Extending the deadline to prepare the annual accounts

The Temporary Act allows the management board to extend the period for preparing the annual accounts of Dutch public and private companies by a maximum of five months. This authority to extend the time period already accrued to the general meeting of shareholders, under statutory law. Where the management board has resolved to such extension, the general meeting no longer has the authority to extend the period (meaning there is no accumulative extension). The obligation to publish the annual accounts within twelve months after the end of the financial year remains in full force.

Postponing the GM of a Dutch public company

Pursuant to the Temporary Act, the management board of a Dutch public company (N.V.), which is required to hold its GM within six months after the end of its financial year (unless it is a public listed company, see below), may extend this period with an additional four months. Generally, in this meeting the annual accounts are adopted.

It is possible to postpone the GM to adopt the 2019 annual accounts (which ended on 31 December 2019) until after 30 June 2020, therefore up to 31 October 2020, unless extended.

Annual accounts and half year reports of listed companies

The Temporary Act does not provide for provisions to extend the timelines for preparing the annual accounts and half year reports of listed companies. In the light of the current circumstances though, the Dutch Authority for the Financial Markets (AFM) may be lenient in its enforcement in case a listed company is not able to prepare and publish its accounts in time.

Directors' liability for bankruptcy and late publication of annual accounts

If the annual accounts are not published within twelve months after the end of the financial year and the company goes bankrupt, Dutch law regards this as manifestly improper management by the management board and presumes that improper management to be a major cause of the bankruptcy. Pursuant to the Temporary Act, this presumption of proof will no longer apply if the management board substantiates that the reasons for its failure to timely publish the annual accounts is due to the consequences of COVID-19.

These provisions of the Temporary Act will expire on 1 September 2023 since directors' liability may be invoked up until three years after bankruptcy. The easing of the presumption of proof of improper management will not apply in respect of the financial reporting obligation of the management board, which remains in full force.

Retroactive effect and duration

Upon entering into force, the Temporary Act will have retroactive effect as of 16 March 2020 and will lapse on 1 September 2020, unless it is extended by another Royal Decree (up to a maximum two month period).

Dutch civil law notary during the COVID-19 outbreak

Dutch law requires that certain legal acts are implemented by means of a deed with the appearance and signing by a person before a Dutch civil law notary, such as the power of attorney granted by the person to establish a right of mortgage for the benefit of a third party (volmacht verleend door hypotheekgever bij authentieke akte), in the Netherlands. The Temporary Act provides that if a party to a notarial deed is unable to appear in person (or to be represented) before the civil law notary, the civil law notary may sign the deed with the appearance arranged by using a two-way electronic means of communication (audio and visual) instead (and without counter-signature). This is only permitted if there is no other option available and when it is clear that the person is located and present in the Netherlands. The use of electronic means of communication needs to be recorded explicitly in the notarial deed.
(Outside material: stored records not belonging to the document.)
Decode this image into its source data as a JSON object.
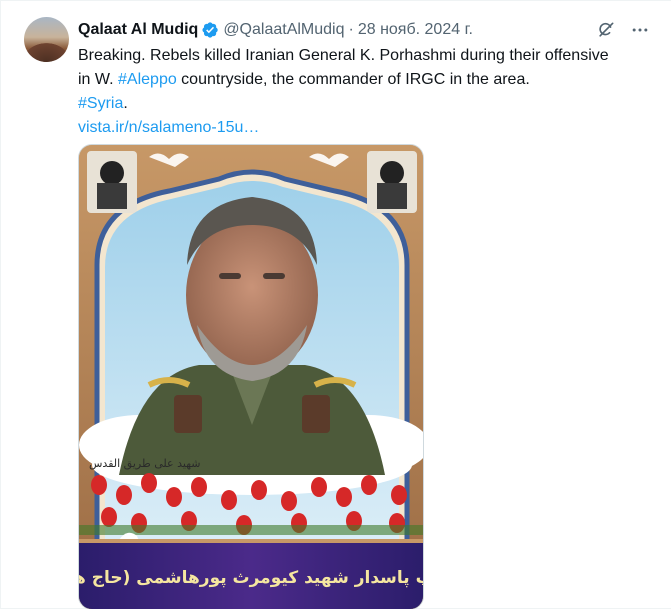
{
  "author": {
    "name": "Qalaat Al Mudiq",
    "handle": "@QalaatAlMudiq",
    "date": "28 нояб. 2024 г.",
    "separator": "·"
  },
  "tweet": {
    "line1": "Breaking. Rebels killed Iranian General K. Porhashmi during their offensive",
    "line2_pre": "in W. ",
    "hashtag_aleppo": "#Aleppo",
    "line2_post": " countryside, the commander of IRGC in the area.",
    "hashtag_syria": "#Syria",
    "syria_suffix": ".",
    "link": "vista.ir/n/salameno-15u…"
  },
  "media": {
    "caption_small": "شهید علی طریق القدس",
    "banner_text": "سرتیپ پاسدار شهید کیومرث پورهاشمی (حاج هاشم)"
  },
  "icons": {
    "verified": "verified-badge-icon",
    "grok": "grok-icon",
    "more": "more-icon"
  },
  "colors": {
    "link": "#1d9bf0",
    "secondary_text": "#536471",
    "verified": "#1d9bf0"
  }
}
Your usual Osborne Clarke contact is available to discuss any aspects or questions you may have.